Appropriately sized rocks are not uniformly distributed on all trails, and some trails require taller cairns if the desert terrain is uneven or has challenging sight lines,” she said. “That said, ranger-built cairns tend to have at least three levels of rocks, are built for stability, and are positioned so that you can see the next one at a linear distance from the previous one.” Plus, rock stacks grouped together like a garden or look particularly precarious, they are likely guest-made. But these “gardens” could have originated from a sanctioned cairn. “[That] is why it’s best not to knock anything down here, but just report it to a ranger,” said Garthwait. [2]

More About Rock Cairns

Not all rock cairns are built by park guests and rangers. In fact, archaeologists believe that some are hundreds of years old, miraculously withstanding weather and environmental changes. As a result, cairns become part of natural landscapes just like megaliths or earthen mounds built by indigenous people. The cairns are not just pretty structures. Their locations are often carefully chosen, and the construction may be culturally important. For instance, in Scotland, cairns are used to signify burials. These ancient cairns often have earth and vegetation growing around them; despite them being man-made, they have been re-accepted into the surrounding nature.

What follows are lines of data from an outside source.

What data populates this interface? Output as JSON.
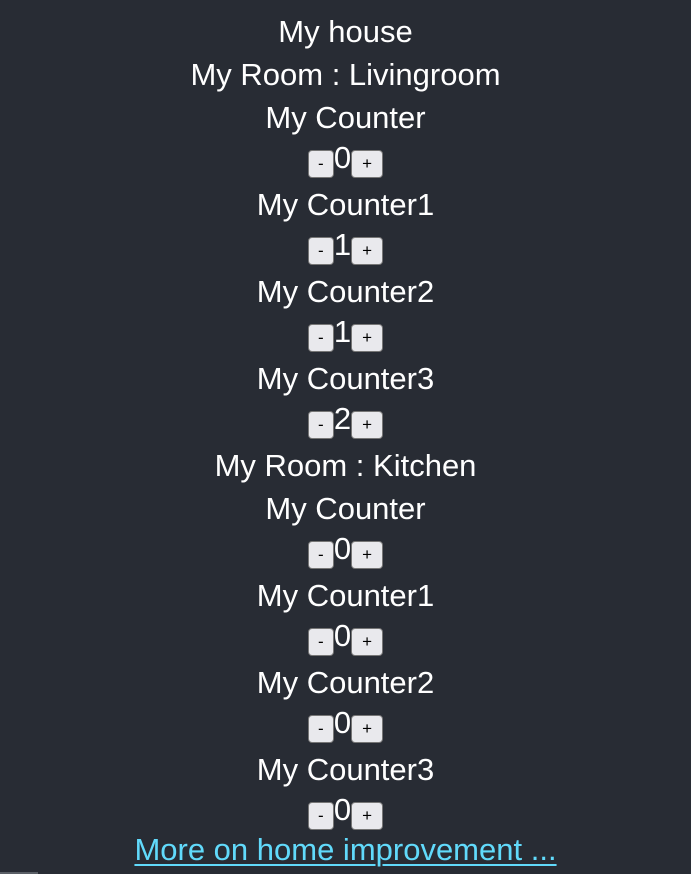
{
  "house": {
    "title": "My house"
  },
  "rooms": [
    {
      "label": "My Room : Livingroom",
      "counters": [
        {
          "label": "My Counter",
          "value": "0"
        },
        {
          "label": "My Counter1",
          "value": "1"
        },
        {
          "label": "My Counter2",
          "value": "1"
        },
        {
          "label": "My Counter3",
          "value": "2"
        }
      ]
    },
    {
      "label": "My Room : Kitchen",
      "counters": [
        {
          "label": "My Counter",
          "value": "0"
        },
        {
          "label": "My Counter1",
          "value": "0"
        },
        {
          "label": "My Counter2",
          "value": "0"
        },
        {
          "label": "My Counter3",
          "value": "0"
        }
      ]
    }
  ],
  "controls": {
    "decrement_label": "-",
    "increment_label": "+"
  },
  "footer": {
    "link_text": "More on home improvement ..."
  },
  "colors": {
    "background": "#282c34",
    "text": "#ffffff",
    "link": "#61dafb",
    "button_bg": "#e9e9ed"
  }
}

But archaeologists continuously debate about the origin and purpose of cairns made by Native Americans. “There are some archaeologists who think that everything is farm clearing,” said Lucianne Lavin, the director of research and collections at the Institute for American Indian Studies in Washington, Connecticut. As in, these stones are meaningless piles of rocks thrown together from an agricultural field. “There are other archaeologists, including myself, who realize that there are a diversity of features out there.[3]

Nevertheless, many cairns hold cultural significance in addition to looking exquisite. Therefore, it’s important for parks to preserve these sites. So the next time you hike through a national park, look out for these rock cairns. But remember, don’t build them. And if you’re Yosemite National Park, enjoy pushing over the piles made by other guests.

Keep Reading: 10 National Parks Everyone Should Visit At Least Once.


  1. “Yosemite’s message to visitors: Stop building, knock over rock cairns.NBC Bay Area. July 17, 2023.
  2. “Utah national parks say to leave rock cairns alone, despite Yosemite National Park PSA.ABC News. Derrick Fox. July 17, 2023
  3. “What Are Rock Cairns?” Live Science. Greg Uyeno. June 10, 2019